> [EXERCISE BRIEF]:
Set down the full listing below word for word; pictures stay out of the copy.

> [INFORMATION SHOWN]:
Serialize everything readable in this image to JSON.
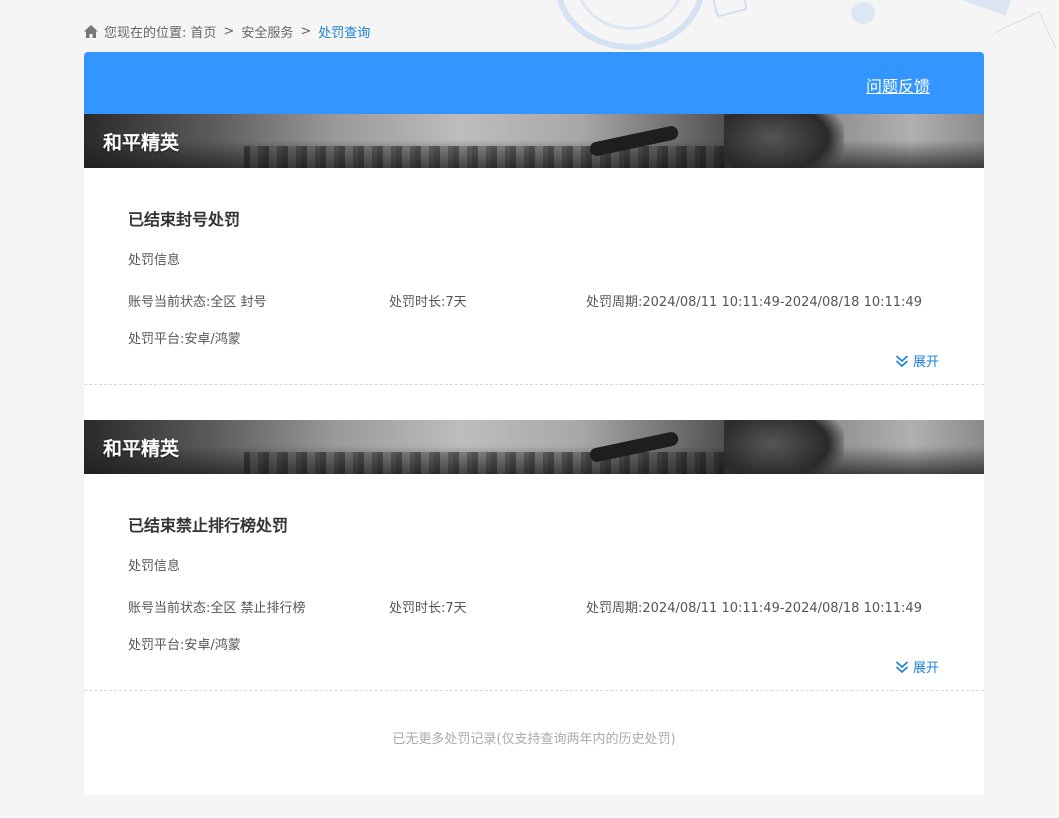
{
  "breadcrumb": {
    "prefix": "您现在的位置:",
    "items": [
      "首页",
      "安全服务"
    ],
    "current": "处罚查询",
    "separator": ">"
  },
  "header": {
    "feedback_label": "问题反馈",
    "accent_color": "#3395ff"
  },
  "records": [
    {
      "game": "和平精英",
      "title": "已结束封号处罚",
      "section_label": "处罚信息",
      "status_label": "账号当前状态:",
      "status_value": "全区 封号",
      "duration_label": "处罚时长:",
      "duration_value": "7天",
      "period_label": "处罚周期:",
      "period_value": "2024/08/11 10:11:49-2024/08/18 10:11:49",
      "platform_label": "处罚平台:",
      "platform_value": "安卓/鸿蒙",
      "expand_label": "展开"
    },
    {
      "game": "和平精英",
      "title": "已结束禁止排行榜处罚",
      "section_label": "处罚信息",
      "status_label": "账号当前状态:",
      "status_value": "全区 禁止排行榜",
      "duration_label": "处罚时长:",
      "duration_value": "7天",
      "period_label": "处罚周期:",
      "period_value": "2024/08/11 10:11:49-2024/08/18 10:11:49",
      "platform_label": "处罚平台:",
      "platform_value": "安卓/鸿蒙",
      "expand_label": "展开"
    }
  ],
  "footer_note": "已无更多处罚记录(仅支持查询两年内的历史处罚)",
  "icons": {
    "breadcrumb": "home-icon",
    "expand": "chevron-double-down-icon"
  }
}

> [RESULT]:
Serialize everything readable in this image to JSON.
{
  "breadcrumb": {
    "prefix": "您现在的位置:",
    "items": [
      "首页",
      "安全服务"
    ],
    "current": "处罚查询",
    "separator": ">"
  },
  "header": {
    "feedback_label": "问题反馈",
    "accent_color": "#3395ff"
  },
  "records": [
    {
      "game": "和平精英",
      "title": "已结束封号处罚",
      "section_label": "处罚信息",
      "status_label": "账号当前状态:",
      "status_value": "全区 封号",
      "duration_label": "处罚时长:",
      "duration_value": "7天",
      "period_label": "处罚周期:",
      "period_value": "2024/08/11 10:11:49-2024/08/18 10:11:49",
      "platform_label": "处罚平台:",
      "platform_value": "安卓/鸿蒙",
      "expand_label": "展开"
    },
    {
      "game": "和平精英",
      "title": "已结束禁止排行榜处罚",
      "section_label": "处罚信息",
      "status_label": "账号当前状态:",
      "status_value": "全区 禁止排行榜",
      "duration_label": "处罚时长:",
      "duration_value": "7天",
      "period_label": "处罚周期:",
      "period_value": "2024/08/11 10:11:49-2024/08/18 10:11:49",
      "platform_label": "处罚平台:",
      "platform_value": "安卓/鸿蒙",
      "expand_label": "展开"
    }
  ],
  "footer_note": "已无更多处罚记录(仅支持查询两年内的历史处罚)",
  "icons": {
    "breadcrumb": "home-icon",
    "expand": "chevron-double-down-icon"
  }
}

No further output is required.